I have it connected to the amp via an RCA jack so it is easily disconnected and removed from the van. Right now it sits behind the passenger seat, but I can extend the cord and I might try other placements.

Oops, forgot, I made a quick sketch of the stereo system layout. Note the connections between head unit and both amps are via RCA jacked lines.

sound sysytem


Around another Airport – vintage Beaver edition

My northern correspondent (Phil Z.) sent me this today.
Vintagebeaver   “Walking the Campbell River Spit this afternoon gave up this photo op. The
1950’s Chevy Coupe is actually older than the Beaver by a few
years.. C-FCDT Serial# 390 delivered, 1952 to the US AirForce”

Edit: So can anyone nail the age of the Chevy? Could it be, judging by the pics in the brochures here,a Styleline Coupe, ’49-’52?


Felder Industries – lighter, lantern, canoe motor mount, ’37 Evinrude

J. Felder sent me some pictures. First up is a lighter made from a shell casing.

“WWI era trench lighter lost its flint wheel axle screw back when it was in heavy use (I’ll say no more about that) in the early 80s. It sat in a parts bin until last weekend when I finally admitted to myself that locating a replacement wasn’t going to happen in the time I have left, either, so I used some alien hardware for the job. It now is the official lighter of my Westy parcel shelf.

Very we’ll made, I’m sure it’s a reproduction, though. Nice the way you slide the outer case up which pulls the cap back and aligns the flint with the wick while recessing the wick into the windscreen.”

photo 1

photo 2

Collapsable candle lantern.

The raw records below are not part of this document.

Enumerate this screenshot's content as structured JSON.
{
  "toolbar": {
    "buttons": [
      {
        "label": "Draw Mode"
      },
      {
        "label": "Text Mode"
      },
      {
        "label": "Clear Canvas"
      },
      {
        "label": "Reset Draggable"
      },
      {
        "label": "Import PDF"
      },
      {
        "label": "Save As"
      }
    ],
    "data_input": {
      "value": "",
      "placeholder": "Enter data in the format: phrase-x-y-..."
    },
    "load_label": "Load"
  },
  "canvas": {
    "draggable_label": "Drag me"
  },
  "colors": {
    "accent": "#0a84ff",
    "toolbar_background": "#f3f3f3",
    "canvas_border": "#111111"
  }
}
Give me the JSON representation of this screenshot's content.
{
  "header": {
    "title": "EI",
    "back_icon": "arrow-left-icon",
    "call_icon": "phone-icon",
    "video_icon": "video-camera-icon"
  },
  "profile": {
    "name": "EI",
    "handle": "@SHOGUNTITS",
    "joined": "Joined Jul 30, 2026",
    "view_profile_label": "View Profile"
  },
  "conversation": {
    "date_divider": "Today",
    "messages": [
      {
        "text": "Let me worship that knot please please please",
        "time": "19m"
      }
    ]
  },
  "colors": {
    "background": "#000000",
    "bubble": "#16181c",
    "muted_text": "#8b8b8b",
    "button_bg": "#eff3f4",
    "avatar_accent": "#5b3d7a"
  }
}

“The one on the right is my old late 60s camping lantern. The one on the left is my late-70s replacement, which has never seen much use as flashlights were invented by then. The second picture shows how they fold out from flat. Reconditioning the old lantern which was curved in a way that Steve Jobs should have lived to see too a lot of hinge straightening and gentle bending. It’s burned candles for so many hours that the springs have lost temper so it doesn’t pop open by itself. New mica windows for the old one should arrive Monday.

Both take standard “pink lady” candles.”

(note: I have an Indian reproduction of this  kind of lantern, bought from Lee Valley. I just checked their website and it doesn’t seem to be listed anymore)

photo 1

photo 2

Canoe motor mount and vintage outboard.

“Top you see the mount with the Maple pad for the motor clamp. The bracket is magnesium and is drilled for the heavy gunwales which are tapped for the thumbscrews you see. The are in their storage holes, not where they will be used. The drilled center hole is used to secure a toolkit for complete disassembly and rebuild and for spare brass shear pins and cotters, stored in a Volvo 940 tool bag

the Elton (evinrude light twin outboard) motor weighs 13 pounds and makes 1 hp. It is serial number
30 and thus was likely made before lunch on day 1.

Once primed it starts on the first pull.

the cable lanyard connects boat, motor and bracket so that nothing can end up at the bottom of the river.”

photo 1

photo 2

A video of the motor running.